“The Peach Bottom Ridge produced some of the best slate in the world for roof shingles,’’ he said. “There were other kinds of slate, but Peach Bottom slate had longevity characteristics, like durability and keeping its color. There are still shingles around that are 150 to 200 years old.’’

Daryman didn’t know Wagner personally at the time, but as a fan of his music and knowing he was a teacher, he thought the idea might appeal to him.

He was right.

“He was really into it, particularly after I mentioned that many of the miners were Welsh immigrants,’’ Daryman said. “It turned out he is Welsh on his mother’s side.’’

A Skype meeting was arranged between the two teachers and a group of 15 South Eastern Middle School students who were assembled for the project. From there, the students started researching slate mining in the Delta area – what it was like to be a slate worker, daily life, the types of tools that were used, and other interesting aspects of the period from about 1740 to the World War I era.

The research the students did over a relatively short period in January and February blew both teachers away. Wagner quickly realized he had more than a song; he had an album.

“I told Jason upfront that songs either come or they don’t. I’m willing to try, but no promises,’’ Wagner said. “But once the students started feeding me the research, it was just a matter of picking up the banjo and guitar... the songs just kept coming and coming.’’

A shot in the dark

The research into Peach Bottom slate had obvious ties and solid lessons for the students’ science studies. But they also learned something about songwriting and producing.

Wagner worked back and forth with the students through Skype. He would send them a draft of a song, and they would provide feedback and fact-checking for him.

Wagner has a home studio, and he used Skype to show the students how a song can be arranged and how different instruments can be mixed in.

“Suddenly, what do you know? The songs were out on Spotify and iTunes, and on sale on Amazon,’’ Daryman said.

The students also shot video as part of the project, including footage for a video accompanying the “King of the Quarry’’ title song, which Daryman said is the students’ favorite cut.

“The students decided they wanted it to be a Van Wagner album under his copyright,’’ Daryman said. “He finished the project. The kids were fine just getting credit for their work.’’

And it was far more than a science class lesson.

“Yes, you could say it was cross-curricular,’’ Daryman said.

“I was just trying to think outside of the box, and I got lucky. I sent an email to Van Wagner shooting in the dark.’’

A teacher first

Although “King of the Quarry’’ turned out to be in Wagner’s musical wheelhouse, this was far more than a music project to the teacher by day. It’s also kind of what he does in his own classroom.

“Occasionally, music overlaps with the classroom, depending on the studies,’’ Wagner said. “I take students on a field trip to a coal mine every year, and when we are underground I pull out the guitar and sing songs about coal mining.’’
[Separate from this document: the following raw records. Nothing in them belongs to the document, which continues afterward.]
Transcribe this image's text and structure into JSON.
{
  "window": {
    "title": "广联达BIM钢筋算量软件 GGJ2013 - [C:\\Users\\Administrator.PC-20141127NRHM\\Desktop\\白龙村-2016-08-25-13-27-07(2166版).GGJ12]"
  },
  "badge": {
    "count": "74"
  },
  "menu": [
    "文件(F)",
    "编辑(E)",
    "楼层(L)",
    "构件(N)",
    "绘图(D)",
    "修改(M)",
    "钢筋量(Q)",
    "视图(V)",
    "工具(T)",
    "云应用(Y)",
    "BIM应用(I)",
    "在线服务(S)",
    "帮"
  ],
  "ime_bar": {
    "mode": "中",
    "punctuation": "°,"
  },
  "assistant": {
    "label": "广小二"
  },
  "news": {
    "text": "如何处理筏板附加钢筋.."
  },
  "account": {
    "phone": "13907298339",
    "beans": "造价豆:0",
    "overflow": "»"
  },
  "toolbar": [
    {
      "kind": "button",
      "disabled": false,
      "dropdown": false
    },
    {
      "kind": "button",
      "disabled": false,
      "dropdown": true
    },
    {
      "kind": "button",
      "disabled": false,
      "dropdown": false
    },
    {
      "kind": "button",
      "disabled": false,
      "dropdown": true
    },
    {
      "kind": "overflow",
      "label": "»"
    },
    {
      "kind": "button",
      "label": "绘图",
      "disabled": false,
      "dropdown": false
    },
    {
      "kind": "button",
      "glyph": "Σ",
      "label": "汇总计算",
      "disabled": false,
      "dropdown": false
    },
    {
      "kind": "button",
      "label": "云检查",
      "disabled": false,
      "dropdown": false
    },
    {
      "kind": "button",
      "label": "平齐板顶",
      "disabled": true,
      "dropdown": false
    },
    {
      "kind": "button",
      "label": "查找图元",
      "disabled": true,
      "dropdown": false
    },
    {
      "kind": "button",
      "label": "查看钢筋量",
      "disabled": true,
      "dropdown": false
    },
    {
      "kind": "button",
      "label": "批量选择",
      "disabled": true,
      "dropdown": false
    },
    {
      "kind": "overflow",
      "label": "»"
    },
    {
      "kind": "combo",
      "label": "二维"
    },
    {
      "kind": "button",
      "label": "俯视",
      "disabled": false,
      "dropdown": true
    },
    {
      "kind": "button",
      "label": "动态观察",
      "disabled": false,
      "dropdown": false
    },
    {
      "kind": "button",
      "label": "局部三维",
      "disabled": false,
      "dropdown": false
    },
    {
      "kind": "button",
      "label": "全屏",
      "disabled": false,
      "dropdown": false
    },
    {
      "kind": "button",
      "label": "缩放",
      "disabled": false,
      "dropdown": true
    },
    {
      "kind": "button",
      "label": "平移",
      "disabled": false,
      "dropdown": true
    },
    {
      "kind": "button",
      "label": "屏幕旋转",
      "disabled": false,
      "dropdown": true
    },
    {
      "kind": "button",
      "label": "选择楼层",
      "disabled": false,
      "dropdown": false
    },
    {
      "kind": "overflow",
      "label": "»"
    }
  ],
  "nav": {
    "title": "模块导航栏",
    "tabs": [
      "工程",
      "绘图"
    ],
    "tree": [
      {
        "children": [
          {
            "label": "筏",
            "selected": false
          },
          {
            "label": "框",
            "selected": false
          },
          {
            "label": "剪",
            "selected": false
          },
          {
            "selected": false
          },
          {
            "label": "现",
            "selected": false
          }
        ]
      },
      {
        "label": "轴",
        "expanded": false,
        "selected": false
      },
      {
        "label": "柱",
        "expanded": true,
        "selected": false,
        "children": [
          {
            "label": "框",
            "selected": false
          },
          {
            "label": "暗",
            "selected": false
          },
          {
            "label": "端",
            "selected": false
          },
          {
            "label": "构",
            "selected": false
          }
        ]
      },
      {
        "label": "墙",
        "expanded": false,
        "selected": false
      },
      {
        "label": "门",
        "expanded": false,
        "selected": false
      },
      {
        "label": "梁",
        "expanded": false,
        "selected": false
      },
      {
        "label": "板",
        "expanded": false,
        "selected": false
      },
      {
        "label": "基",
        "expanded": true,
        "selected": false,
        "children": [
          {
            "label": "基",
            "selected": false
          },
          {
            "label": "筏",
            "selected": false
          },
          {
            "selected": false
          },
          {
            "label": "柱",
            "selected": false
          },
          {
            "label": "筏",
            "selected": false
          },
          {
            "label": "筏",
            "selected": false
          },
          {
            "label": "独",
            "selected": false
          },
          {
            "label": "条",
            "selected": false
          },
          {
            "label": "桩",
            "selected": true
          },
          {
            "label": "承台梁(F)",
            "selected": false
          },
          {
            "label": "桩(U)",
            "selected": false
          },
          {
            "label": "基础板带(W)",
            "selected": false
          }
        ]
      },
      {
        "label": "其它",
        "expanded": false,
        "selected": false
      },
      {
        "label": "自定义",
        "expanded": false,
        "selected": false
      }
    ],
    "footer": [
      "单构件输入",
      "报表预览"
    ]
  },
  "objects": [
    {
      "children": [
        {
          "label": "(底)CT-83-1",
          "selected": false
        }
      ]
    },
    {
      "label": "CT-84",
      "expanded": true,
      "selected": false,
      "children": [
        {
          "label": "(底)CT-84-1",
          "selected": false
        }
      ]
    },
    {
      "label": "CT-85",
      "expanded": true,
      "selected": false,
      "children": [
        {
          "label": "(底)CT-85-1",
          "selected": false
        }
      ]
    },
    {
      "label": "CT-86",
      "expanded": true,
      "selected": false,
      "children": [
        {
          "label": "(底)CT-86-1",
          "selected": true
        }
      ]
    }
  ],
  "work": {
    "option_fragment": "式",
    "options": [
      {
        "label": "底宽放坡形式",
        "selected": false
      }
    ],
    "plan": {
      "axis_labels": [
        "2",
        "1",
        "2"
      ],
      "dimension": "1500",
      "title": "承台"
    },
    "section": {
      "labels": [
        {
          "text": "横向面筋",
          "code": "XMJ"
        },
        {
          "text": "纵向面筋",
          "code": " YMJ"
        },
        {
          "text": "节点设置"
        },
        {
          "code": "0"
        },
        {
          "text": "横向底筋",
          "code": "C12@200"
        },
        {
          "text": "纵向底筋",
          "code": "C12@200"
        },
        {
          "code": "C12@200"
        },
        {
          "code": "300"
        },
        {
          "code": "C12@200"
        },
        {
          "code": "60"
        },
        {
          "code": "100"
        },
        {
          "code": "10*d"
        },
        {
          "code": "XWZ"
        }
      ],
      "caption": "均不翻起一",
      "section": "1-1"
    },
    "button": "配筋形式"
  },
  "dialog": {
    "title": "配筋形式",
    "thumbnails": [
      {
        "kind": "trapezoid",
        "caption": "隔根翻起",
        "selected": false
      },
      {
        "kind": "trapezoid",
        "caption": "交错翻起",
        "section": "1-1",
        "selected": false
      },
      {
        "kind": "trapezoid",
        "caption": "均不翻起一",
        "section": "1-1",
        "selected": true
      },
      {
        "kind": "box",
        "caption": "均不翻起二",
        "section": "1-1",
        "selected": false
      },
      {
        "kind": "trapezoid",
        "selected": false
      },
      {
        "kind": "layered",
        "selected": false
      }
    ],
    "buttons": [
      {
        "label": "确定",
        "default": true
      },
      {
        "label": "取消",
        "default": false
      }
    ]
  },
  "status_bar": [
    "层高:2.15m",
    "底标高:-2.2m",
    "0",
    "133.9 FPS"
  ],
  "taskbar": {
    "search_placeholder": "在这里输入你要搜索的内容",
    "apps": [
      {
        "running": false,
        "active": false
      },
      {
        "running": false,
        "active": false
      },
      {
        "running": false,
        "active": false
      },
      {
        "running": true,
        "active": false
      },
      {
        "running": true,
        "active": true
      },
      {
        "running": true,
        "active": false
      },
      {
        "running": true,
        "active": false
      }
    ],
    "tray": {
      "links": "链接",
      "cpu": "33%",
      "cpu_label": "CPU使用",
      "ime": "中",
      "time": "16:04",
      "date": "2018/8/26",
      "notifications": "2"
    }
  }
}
He is proud of the project, and effusive in his praise of Daryman and his students. Wagner appeared in the Delta community to perform the songs live this past spring, and Daryman returned the favor by attending the Danville Heritage Festival in July to discuss slate mining.

But despite his love of music and success in getting his work distributed commercially – he has appeared on Country Music Television and the History Channel – Wagner has no plans to give up his day job.

“My passion is education. Teaching is what I do first and foremost,’’ he said. “I’ve done some neat things with my music, but at the end of the day … what we teachers do day in and day out is a far more exciting avenue for my efforts.’’ 

Tip Sheet

Jason Daryman and Van Wagner provide advice.

 • Make connections.  Always look to build new relationships and make connections. Van and my

students worked closely on this project even though we were a two-hour drive apart. 

 • Empower students. Empower the students so they can take on the role of teacher. Jason’s students taught me about Pennsylvania slate mining history. 

 • Work together. Embrace ways to cooperate with educators in other school districts. Our collective resources are far more powerful when we work together.